matters concerning war or military intervention.
Alas, it's not that simple.
Lest we forget a good number of the pro-Iraq war
Congressional Republicans were swept out of office in 2006 and 2008. But when
the GOP regained control of the House in 2010 and made a dent in the Dem
majority in the Senate that same election, many of the new elected officials were
of the Tea Party/libertarian wing of the party. Therefore, the fact more
Republicans might oppose intervention in Syria has more to do with another
sect within the party
McCain/Graham/Boehner/Cantor establishment wing.
- Speaking of war opposition, where are all protesters
drawing Hitler mustaches on the Commander in Chief or putting the word
"Murderer" beneath his portrait? And what about media darling Cindy Sheehan
, a grieving Gold Star Mother who was used as a prop at every opportunity to make the case against "Bush's
war?" After all, Mrs. Sheehan did
weigh in on a
potential war in Syria. So why hasn't
she been given a platform here?
Oh that's right. There's a Democrat
the Oval Office these days.
- President Bush's most vocal critics regarding the Iraq war
often bemoaned the lack of a strategy despite the plan being laid out
incessantly. Bush (again, for better or worse) believed in "regime
change", in that a dictatorial government (in this case, Saddam Hussein's
regime) would be overthrown in favor of a democratic system where the citizens
would be allowed to choose their leadership. Once that government was in place,
the U.S. military would ensure security until the Iraqi military would be up to
the task (hence the Bush administration mantra of "when they stand up,
we'll stand down"). Unfortunately, the amount of sectarian violence waged
by the insurgents was woefully underestimated.
With all that in mind, what exactly is the objective for a
military strike in Syria and how do we avoid the same miscalculations? We've
heard the goal is to send a message to the likes of Iran, North Korea,
Hezbollah and any other country/organization that America will not tolerate the
use of biological & chemical weapons on innocent people. If indeed that
is the goal of this operation, is bombing an aspirin factory or launching a
million dollar missile into an empty tent and hitting a camel in the butt going
to send the desired message? Highly unlikely. The prevailing thought is to
launch a big enough military operation to impact the direction of the Syrian
civil war, ultimately removing al-Assad. Then what? At this point, the majority
of the rebel forces looking to take out al-Assad are al-Qaeda subsidiaries,
similar to what the U.S. was attempting to drive out of Iraq. Do we honestly
want another country in the Middle East to fall under rule of a radical Islamic

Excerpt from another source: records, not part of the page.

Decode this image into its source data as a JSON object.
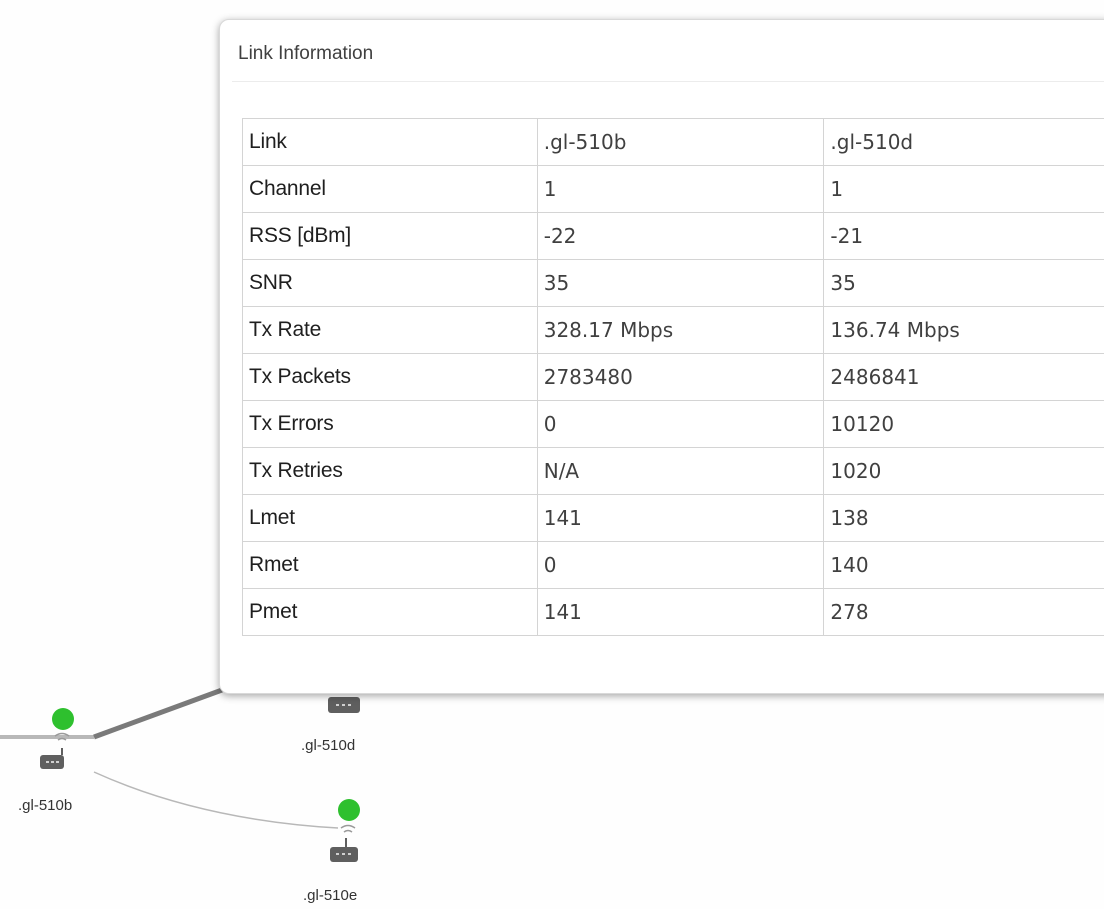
{
  "popup": {
    "title": "Link Information",
    "table": {
      "header": {
        "label": "Link",
        "col1": ".gl-510b",
        "col2": ".gl-510d"
      },
      "rows": [
        {
          "label": "Channel",
          "col1": "1",
          "col2": "1"
        },
        {
          "label": "RSS [dBm]",
          "col1": "-22",
          "col2": "-21"
        },
        {
          "label": "SNR",
          "col1": "35",
          "col2": "35"
        },
        {
          "label": "Tx Rate",
          "col1": "328.17 Mbps",
          "col2": "136.74 Mbps"
        },
        {
          "label": "Tx Packets",
          "col1": "2783480",
          "col2": "2486841"
        },
        {
          "label": "Tx Errors",
          "col1": "0",
          "col2": "10120"
        },
        {
          "label": "Tx Retries",
          "col1": "N/A",
          "col2": "1020"
        },
        {
          "label": "Lmet",
          "col1": "141",
          "col2": "138"
        },
        {
          "label": "Rmet",
          "col1": "0",
          "col2": "140"
        },
        {
          "label": "Pmet",
          "col1": "141",
          "col2": "278"
        }
      ]
    }
  },
  "topology": {
    "nodes": [
      {
        "label": ".gl-510b",
        "status": "online"
      },
      {
        "label": ".gl-510d",
        "status": "unknown"
      },
      {
        "label": ".gl-510e",
        "status": "online"
      }
    ]
  },
  "colors": {
    "online": "#2ec02e",
    "link_text": "#3f3ff0",
    "link_line_strong": "#7a7a7a",
    "link_line_weak": "#b8b8b8"
  }
}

Unfortunately, the opportunity to turn over Syria to a
moderate faction of rebels dissipated
earlier this year
. Since many of the "moderate" forces are

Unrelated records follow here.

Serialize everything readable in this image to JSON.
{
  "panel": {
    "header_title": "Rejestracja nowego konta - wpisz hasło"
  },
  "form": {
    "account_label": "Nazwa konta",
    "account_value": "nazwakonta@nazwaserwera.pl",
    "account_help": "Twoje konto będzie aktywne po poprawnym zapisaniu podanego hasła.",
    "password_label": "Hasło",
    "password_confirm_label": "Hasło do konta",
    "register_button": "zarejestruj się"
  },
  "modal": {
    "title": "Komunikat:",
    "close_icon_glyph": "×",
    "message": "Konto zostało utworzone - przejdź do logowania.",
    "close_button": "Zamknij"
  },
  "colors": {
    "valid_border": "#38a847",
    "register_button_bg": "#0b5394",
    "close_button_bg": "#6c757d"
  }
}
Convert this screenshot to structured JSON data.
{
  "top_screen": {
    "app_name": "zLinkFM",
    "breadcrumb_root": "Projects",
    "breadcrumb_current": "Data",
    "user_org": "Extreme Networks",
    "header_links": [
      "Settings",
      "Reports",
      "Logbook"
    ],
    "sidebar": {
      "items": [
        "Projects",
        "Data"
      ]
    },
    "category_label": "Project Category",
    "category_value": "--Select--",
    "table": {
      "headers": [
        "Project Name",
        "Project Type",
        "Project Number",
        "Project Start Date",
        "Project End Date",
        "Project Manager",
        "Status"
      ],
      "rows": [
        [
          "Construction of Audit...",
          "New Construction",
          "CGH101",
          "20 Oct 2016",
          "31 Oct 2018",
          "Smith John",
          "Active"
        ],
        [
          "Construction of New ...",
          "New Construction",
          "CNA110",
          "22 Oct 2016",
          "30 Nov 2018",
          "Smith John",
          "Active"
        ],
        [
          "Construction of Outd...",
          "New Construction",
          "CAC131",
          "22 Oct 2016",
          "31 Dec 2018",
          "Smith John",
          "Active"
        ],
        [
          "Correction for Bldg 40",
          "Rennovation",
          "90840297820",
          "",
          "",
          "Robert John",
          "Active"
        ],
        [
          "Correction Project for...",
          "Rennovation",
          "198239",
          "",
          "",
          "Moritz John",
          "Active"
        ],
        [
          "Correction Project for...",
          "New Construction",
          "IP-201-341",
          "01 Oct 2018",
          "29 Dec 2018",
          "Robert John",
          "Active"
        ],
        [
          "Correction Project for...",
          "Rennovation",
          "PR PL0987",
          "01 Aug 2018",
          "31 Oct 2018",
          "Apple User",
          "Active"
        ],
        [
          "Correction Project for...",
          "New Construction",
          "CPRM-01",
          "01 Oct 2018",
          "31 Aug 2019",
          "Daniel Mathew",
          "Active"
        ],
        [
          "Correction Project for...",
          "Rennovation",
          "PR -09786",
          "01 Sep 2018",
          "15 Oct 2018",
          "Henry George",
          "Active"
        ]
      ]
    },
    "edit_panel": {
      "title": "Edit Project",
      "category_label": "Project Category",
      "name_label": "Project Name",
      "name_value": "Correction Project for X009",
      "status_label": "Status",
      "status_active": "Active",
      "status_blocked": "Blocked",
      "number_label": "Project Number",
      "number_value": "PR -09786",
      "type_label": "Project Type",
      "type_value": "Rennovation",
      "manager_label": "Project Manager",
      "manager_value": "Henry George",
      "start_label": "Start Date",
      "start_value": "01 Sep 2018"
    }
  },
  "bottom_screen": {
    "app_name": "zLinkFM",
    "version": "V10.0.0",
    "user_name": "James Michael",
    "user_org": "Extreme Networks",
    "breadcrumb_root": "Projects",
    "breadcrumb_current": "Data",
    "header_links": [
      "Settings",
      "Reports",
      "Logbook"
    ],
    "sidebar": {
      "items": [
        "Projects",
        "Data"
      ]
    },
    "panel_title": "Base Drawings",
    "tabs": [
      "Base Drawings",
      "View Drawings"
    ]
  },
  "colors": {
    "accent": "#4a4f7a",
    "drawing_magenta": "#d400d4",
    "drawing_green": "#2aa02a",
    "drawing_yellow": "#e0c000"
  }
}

now on the sidelines, the only way for them to wrest any meaningful control
would be for the current rebel forces and the al-Assad regime to wipe each
other out. It doesn't appear that the Obama administration is willing to let
such a scenario play out.
One thing all parties and ideologies can agree upon: Any
decision made will not come without a certain amount of anguish.
Labels: Politics, War on Terror, World Events